  • [T]here are indeed many instances where the USPTO prevents loss of rights due to an applicant, appellant, or patentee's failure to meet certain deadlines. But in all of those cases, Congress has provided the avenue for the relief available at the agency, and thus to the applicant or patentee. In light of that, it speaks volumes that Congress provided no avenue to allow the USPTO to accept a late PTE application filed under section 156. Given Congress's unquestionable awareness that lawyers make mistakes, and the various provisions it provided to redress those mistakes, Congress's failure to include a similar provision related to the section 156(d)(1) 60-day filing window compels the conclusion that Congress did not intend the provision to be remedial, or to be interpreted in a way that benefits late-filing PTE applicants.

And perhaps one of the most important general points . . . .

  • [A] PTE application is a relatively short filing. The statute requires only certain minimal items of information. See 35 U.S.C. § 156 (d)(1)(A)-(E).  Consequently, it is not as if a patent owner needs a full 60-days to assemble an of the necessary information and/or prepare the application.

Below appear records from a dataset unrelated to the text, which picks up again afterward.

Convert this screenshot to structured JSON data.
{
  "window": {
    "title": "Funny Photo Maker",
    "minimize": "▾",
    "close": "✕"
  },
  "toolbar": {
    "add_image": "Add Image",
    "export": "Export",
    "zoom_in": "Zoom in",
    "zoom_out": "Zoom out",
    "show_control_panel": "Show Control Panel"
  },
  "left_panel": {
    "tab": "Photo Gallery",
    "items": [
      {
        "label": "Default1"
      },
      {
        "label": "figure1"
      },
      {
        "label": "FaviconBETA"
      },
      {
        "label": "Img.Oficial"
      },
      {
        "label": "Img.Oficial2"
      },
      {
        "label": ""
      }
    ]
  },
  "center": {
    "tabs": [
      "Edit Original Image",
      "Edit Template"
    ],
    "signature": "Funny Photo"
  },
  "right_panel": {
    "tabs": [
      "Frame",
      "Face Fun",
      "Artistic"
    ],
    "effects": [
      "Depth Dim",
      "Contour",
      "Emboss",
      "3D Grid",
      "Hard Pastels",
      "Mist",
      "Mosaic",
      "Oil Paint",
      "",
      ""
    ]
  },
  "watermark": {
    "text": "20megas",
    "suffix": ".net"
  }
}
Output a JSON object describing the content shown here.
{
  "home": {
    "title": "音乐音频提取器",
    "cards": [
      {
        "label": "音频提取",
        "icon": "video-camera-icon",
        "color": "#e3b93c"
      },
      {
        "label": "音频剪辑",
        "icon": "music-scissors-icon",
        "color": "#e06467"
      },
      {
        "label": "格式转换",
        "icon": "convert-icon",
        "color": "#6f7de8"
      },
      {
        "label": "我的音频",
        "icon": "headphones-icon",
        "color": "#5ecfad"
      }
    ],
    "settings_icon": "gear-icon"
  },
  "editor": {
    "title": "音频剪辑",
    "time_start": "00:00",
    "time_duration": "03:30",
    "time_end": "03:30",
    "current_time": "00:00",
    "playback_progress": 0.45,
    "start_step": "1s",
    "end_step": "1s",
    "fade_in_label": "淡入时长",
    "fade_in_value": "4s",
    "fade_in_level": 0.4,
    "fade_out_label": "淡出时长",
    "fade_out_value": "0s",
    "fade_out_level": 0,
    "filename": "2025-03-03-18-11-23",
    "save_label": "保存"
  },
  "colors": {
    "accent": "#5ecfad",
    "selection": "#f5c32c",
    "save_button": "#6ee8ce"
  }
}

In fact, all the information that MDCO needed, except for its FDA approval, was – available well before December 15,2000.  And on December 15,2900, MDCO received the missing FDA approval.  Thus, MDCO was equipped on December 16, 2000, to file its PTE application.  An applicant for PTE gains no advantage, nor does it receive any additional restored term, by waiting to the last minute to file its PTE.

Apparently outraged at the PTO’s efficiency in expeditiously issuing its denial a mere 72 hours after Judge Hilton’s decision, MDCO’s CEO told the New York Times “Now I’m at war; this is very disconcerting . . . . It’s not even polite, you know what I mean?”

MDCO will almost definitely challenge the PTO’s latest denial.  Absent the interim extension, the ‘404 patent would expire on March 23, 2010.  (The patent is also subject to a 6-month period of pediatric exclusivity.)  Depending on when the case is resolved, additional interim PTEs may follow. 

Categories: Hatch-Waxman